KAYSVILLE -- A Kaysville calf got some good moos, er, news Thursday when some kind neighbors and patient city workers rescued its mother from a storm drain.
The cow had gone missing earlier in the week and had calved just two weeks ago.
Mama and baby were said to be doing well after their happy reunion, but it took a lucky break and a backhoe to bring them together again.
Melanie and Holden Holt were out for a walk Thursday morning when they heard a scratching noise coming from the drain. They looked through the grate, Melanie Holt said, and saw "lots of hair" attached to a large animal.
Animal control sent out a worker, who took one look and called for backup.
They couldn't tell what the animal was -- a dog? a deer? -- until the cow turned its head and showed a tag in its ear.
The cow's owner was located. The animal had been missing for several days and the owner had even walked partway into the drain, but didn't see her. Her calf had been nursing from another mother during her absence.
The owner and animal control workers made numerous attempts to coax or pull the cow out of the drain the way she got in, but without enough room to stand, she needed to drop to her haunches and crawl out.
They tried bribery (hay and oats) and coercion (a dog and a cattle prod) to pursuade the cow to come out the way she went in, to no avail.
A couple of construction workers had joined the rescue. Holden Holt, the workers and others got a rope, but the rope broke and the cow kept falling in the slippery culvert.
After hours of effort, the team changed tactics. Kaysville city workers were called and decided to dig up part of the road, using a backhoe.
Eight and a half hours after the Holts first heard a scratching sound, the cow was lifted out of the drain, free at last.

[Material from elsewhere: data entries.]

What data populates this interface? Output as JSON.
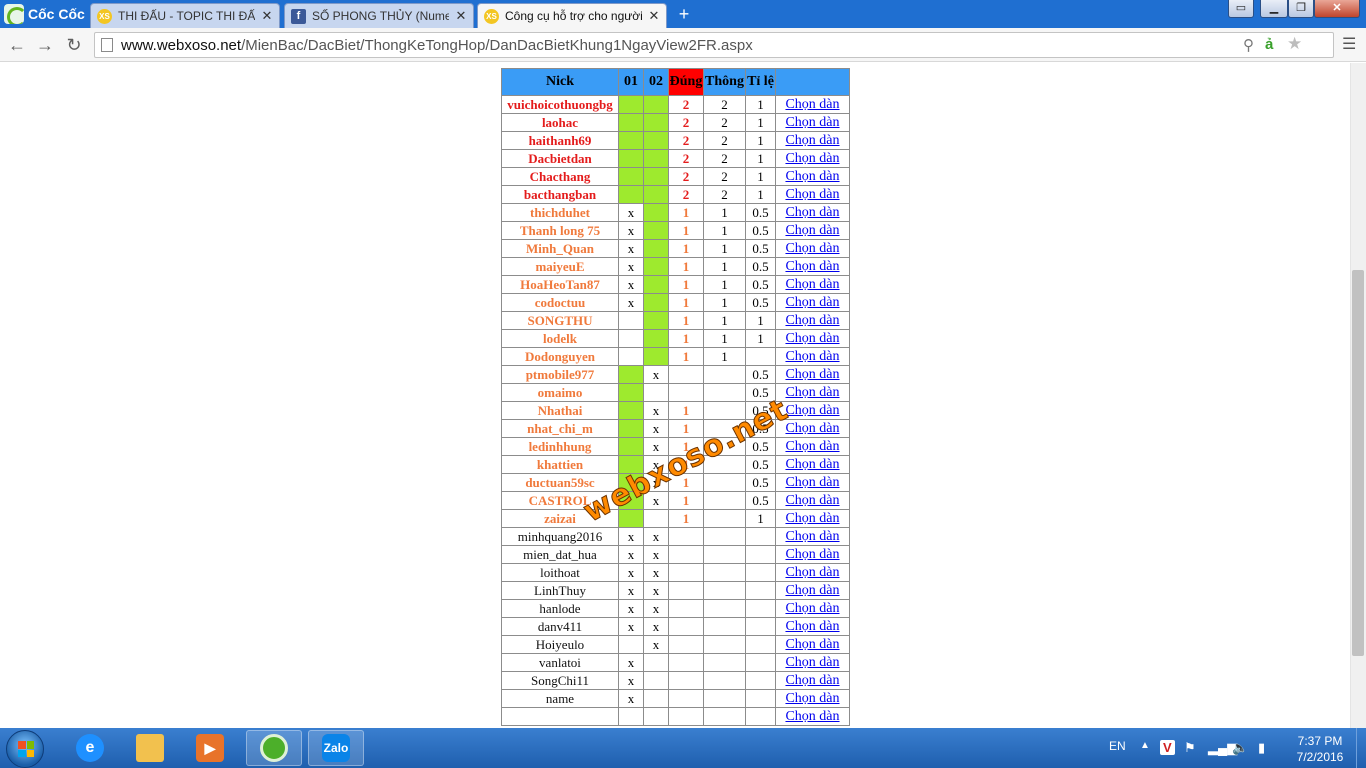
{
  "browser": {
    "brand": "Cốc Cốc",
    "tabs": [
      {
        "title": "THI ĐẤU - TOPIC THI ĐẤU",
        "icon": "xs-icon"
      },
      {
        "title": "SỐ PHONG THỦY (Numero",
        "icon": "facebook-icon"
      },
      {
        "title": "Công cụ hỗ trợ cho người",
        "icon": "xs-icon",
        "active": true
      }
    ],
    "url_host": "www.webxoso.net",
    "url_path": "/MienBac/DacBiet/ThongKeTongHop/DanDacBietKhung1NgayView2FR.aspx"
  },
  "table": {
    "headers": {
      "nick": "Nick",
      "c01": "01",
      "c02": "02",
      "dung": "Đúng",
      "thong": "Thông",
      "tile": "Tỉ lệ",
      "link": ""
    },
    "rows": [
      {
        "nick": "vuichoicothuongbg",
        "c01": "",
        "c02": "",
        "g01": true,
        "g02": true,
        "dung": "2",
        "thong": "2",
        "tile": "1",
        "link": "Chọn dàn",
        "level": 2
      },
      {
        "nick": "laohac",
        "c01": "",
        "c02": "",
        "g01": true,
        "g02": true,
        "dung": "2",
        "thong": "2",
        "tile": "1",
        "link": "Chọn dàn",
        "level": 2
      },
      {
        "nick": "haithanh69",
        "c01": "",
        "c02": "",
        "g01": true,
        "g02": true,
        "dung": "2",
        "thong": "2",
        "tile": "1",
        "link": "Chọn dàn",
        "level": 2
      },
      {
        "nick": "Dacbietdan",
        "c01": "",
        "c02": "",
        "g01": true,
        "g02": true,
        "dung": "2",
        "thong": "2",
        "tile": "1",
        "link": "Chọn dàn",
        "level": 2
      },
      {
        "nick": "Chacthang",
        "c01": "",
        "c02": "",
        "g01": true,
        "g02": true,
        "dung": "2",
        "thong": "2",
        "tile": "1",
        "link": "Chọn dàn",
        "level": 2
      },
      {
        "nick": "bacthangban",
        "c01": "",
        "c02": "",
        "g01": true,
        "g02": true,
        "dung": "2",
        "thong": "2",
        "tile": "1",
        "link": "Chọn dàn",
        "level": 2
      },
      {
        "nick": "thichduhet",
        "c01": "x",
        "c02": "",
        "g01": false,
        "g02": true,
        "dung": "1",
        "thong": "1",
        "tile": "0.5",
        "link": "Chọn dàn",
        "level": 1
      },
      {
        "nick": "Thanh long 75",
        "c01": "x",
        "c02": "",
        "g01": false,
        "g02": true,
        "dung": "1",
        "thong": "1",
        "tile": "0.5",
        "link": "Chọn dàn",
        "level": 1
      },
      {
        "nick": "Minh_Quan",
        "c01": "x",
        "c02": "",
        "g01": false,
        "g02": true,
        "dung": "1",
        "thong": "1",
        "tile": "0.5",
        "link": "Chọn dàn",
        "level": 1
      },
      {
        "nick": "maiyeuE",
        "c01": "x",
        "c02": "",
        "g01": false,
        "g02": true,
        "dung": "1",
        "thong": "1",
        "tile": "0.5",
        "link": "Chọn dàn",
        "level": 1
      },
      {
        "nick": "HoaHeoTan87",
        "c01": "x",
        "c02": "",
        "g01": false,
        "g02": true,
        "dung": "1",
        "thong": "1",
        "tile": "0.5",
        "link": "Chọn dàn",
        "level": 1
      },
      {
        "nick": "codoctuu",
        "c01": "x",
        "c02": "",
        "g01": false,
        "g02": true,
        "dung": "1",
        "thong": "1",
        "tile": "0.5",
        "link": "Chọn dàn",
        "level": 1
      },
      {
        "nick": "SONGTHU",
        "c01": "",
        "c02": "",
        "g01": false,
        "g02": true,
        "dung": "1",
        "thong": "1",
        "tile": "1",
        "link": "Chọn dàn",
        "level": 1
      },
      {
        "nick": "lodelk",
        "c01": "",
        "c02": "",
        "g01": false,
        "g02": true,
        "dung": "1",
        "thong": "1",
        "tile": "1",
        "link": "Chọn dàn",
        "level": 1
      },
      {
        "nick": "Dodonguyen",
        "c01": "",
        "c02": "",
        "g01": false,
        "g02": true,
        "dung": "1",
        "thong": "1",
        "tile": "",
        "link": "Chọn dàn",
        "level": 1
      },
      {
        "nick": "ptmobile977",
        "c01": "",
        "c02": "x",
        "g01": true,
        "g02": false,
        "dung": "",
        "thong": "",
        "tile": "0.5",
        "link": "Chọn dàn",
        "level": 1
      },
      {
        "nick": "omaimo",
        "c01": "",
        "c02": "",
        "g01": true,
        "g02": false,
        "dung": "",
        "thong": "",
        "tile": "0.5",
        "link": "Chọn dàn",
        "level": 1
      },
      {
        "nick": "Nhathai",
        "c01": "",
        "c02": "x",
        "g01": true,
        "g02": false,
        "dung": "1",
        "thong": "",
        "tile": "0.5",
        "link": "Chọn dàn",
        "level": 1
      },
      {
        "nick": "nhat_chi_m",
        "c01": "",
        "c02": "x",
        "g01": true,
        "g02": false,
        "dung": "1",
        "thong": "",
        "tile": "0.5",
        "link": "Chọn dàn",
        "level": 1
      },
      {
        "nick": "ledinhhung",
        "c01": "",
        "c02": "x",
        "g01": true,
        "g02": false,
        "dung": "1",
        "thong": "",
        "tile": "0.5",
        "link": "Chọn dàn",
        "level": 1
      },
      {
        "nick": "khattien",
        "c01": "",
        "c02": "x",
        "g01": true,
        "g02": false,
        "dung": "1",
        "thong": "",
        "tile": "0.5",
        "link": "Chọn dàn",
        "level": 1
      },
      {
        "nick": "ductuan59sc",
        "c01": "",
        "c02": "x",
        "g01": true,
        "g02": false,
        "dung": "1",
        "thong": "",
        "tile": "0.5",
        "link": "Chọn dàn",
        "level": 1
      },
      {
        "nick": "CASTROL",
        "c01": "",
        "c02": "x",
        "g01": true,
        "g02": false,
        "dung": "1",
        "thong": "",
        "tile": "0.5",
        "link": "Chọn dàn",
        "level": 1
      },
      {
        "nick": "zaizai",
        "c01": "",
        "c02": "",
        "g01": true,
        "g02": false,
        "dung": "1",
        "thong": "",
        "tile": "1",
        "link": "Chọn dàn",
        "level": 1
      },
      {
        "nick": "minhquang2016",
        "c01": "x",
        "c02": "x",
        "g01": false,
        "g02": false,
        "dung": "",
        "thong": "",
        "tile": "",
        "link": "Chọn dàn",
        "level": 0
      },
      {
        "nick": "mien_dat_hua",
        "c01": "x",
        "c02": "x",
        "g01": false,
        "g02": false,
        "dung": "",
        "thong": "",
        "tile": "",
        "link": "Chọn dàn",
        "level": 0
      },
      {
        "nick": "loithoat",
        "c01": "x",
        "c02": "x",
        "g01": false,
        "g02": false,
        "dung": "",
        "thong": "",
        "tile": "",
        "link": "Chọn dàn",
        "level": 0
      },
      {
        "nick": "LinhThuy",
        "c01": "x",
        "c02": "x",
        "g01": false,
        "g02": false,
        "dung": "",
        "thong": "",
        "tile": "",
        "link": "Chọn dàn",
        "level": 0
      },
      {
        "nick": "hanlode",
        "c01": "x",
        "c02": "x",
        "g01": false,
        "g02": false,
        "dung": "",
        "thong": "",
        "tile": "",
        "link": "Chọn dàn",
        "level": 0
      },
      {
        "nick": "danv411",
        "c01": "x",
        "c02": "x",
        "g01": false,
        "g02": false,
        "dung": "",
        "thong": "",
        "tile": "",
        "link": "Chọn dàn",
        "level": 0
      },
      {
        "nick": "Hoiyeulo",
        "c01": "",
        "c02": "x",
        "g01": false,
        "g02": false,
        "dung": "",
        "thong": "",
        "tile": "",
        "link": "Chọn dàn",
        "level": 0
      },
      {
        "nick": "vanlatoi",
        "c01": "x",
        "c02": "",
        "g01": false,
        "g02": false,
        "dung": "",
        "thong": "",
        "tile": "",
        "link": "Chọn dàn",
        "level": 0
      },
      {
        "nick": "SongChi11",
        "c01": "x",
        "c02": "",
        "g01": false,
        "g02": false,
        "dung": "",
        "thong": "",
        "tile": "",
        "link": "Chọn dàn",
        "level": 0
      },
      {
        "nick": "name",
        "c01": "x",
        "c02": "",
        "g01": false,
        "g02": false,
        "dung": "",
        "thong": "",
        "tile": "",
        "link": "Chọn dàn",
        "level": 0
      },
      {
        "nick": "",
        "c01": "",
        "c02": "",
        "g01": false,
        "g02": false,
        "dung": "",
        "thong": "",
        "tile": "",
        "link": "Chọn dàn",
        "level": 0
      }
    ]
  },
  "watermark": "webxoso.net",
  "colors": {
    "header_blue": "#3a9cf6",
    "header_red": "#ff0000",
    "hit_green": "#9eea2e",
    "level2_red": "#e41c1c",
    "level1_orange": "#f07a3c"
  },
  "taskbar": {
    "apps": [
      "internet-explorer-icon",
      "file-explorer-icon",
      "media-player-icon",
      "coccoc-browser-icon",
      "zalo-icon"
    ],
    "zalo_label": "Zalo",
    "language": "EN",
    "time": "7:37 PM",
    "date": "7/2/2016"
  }
}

"It was really miraculous," Melanie Holt said. "The cow had scrapes and scratches, but considering, she looked great."
The cow was given antibiotics, supported and warmed in the sun before she gathered enough strength to walk around, even acting a little feisty. That's when she was returned to the corral to reunite with her calf.
Holt said the spirit of cooperation and concern among all the workers was impressive.
Seven or eight animal control workers were involved, with at least two or three on-scene throughout the cow's rescue, Holt said. Some returned after their shifts were over, and with so much invested in saving the cow, they had a suggestion for naming her: "Storm."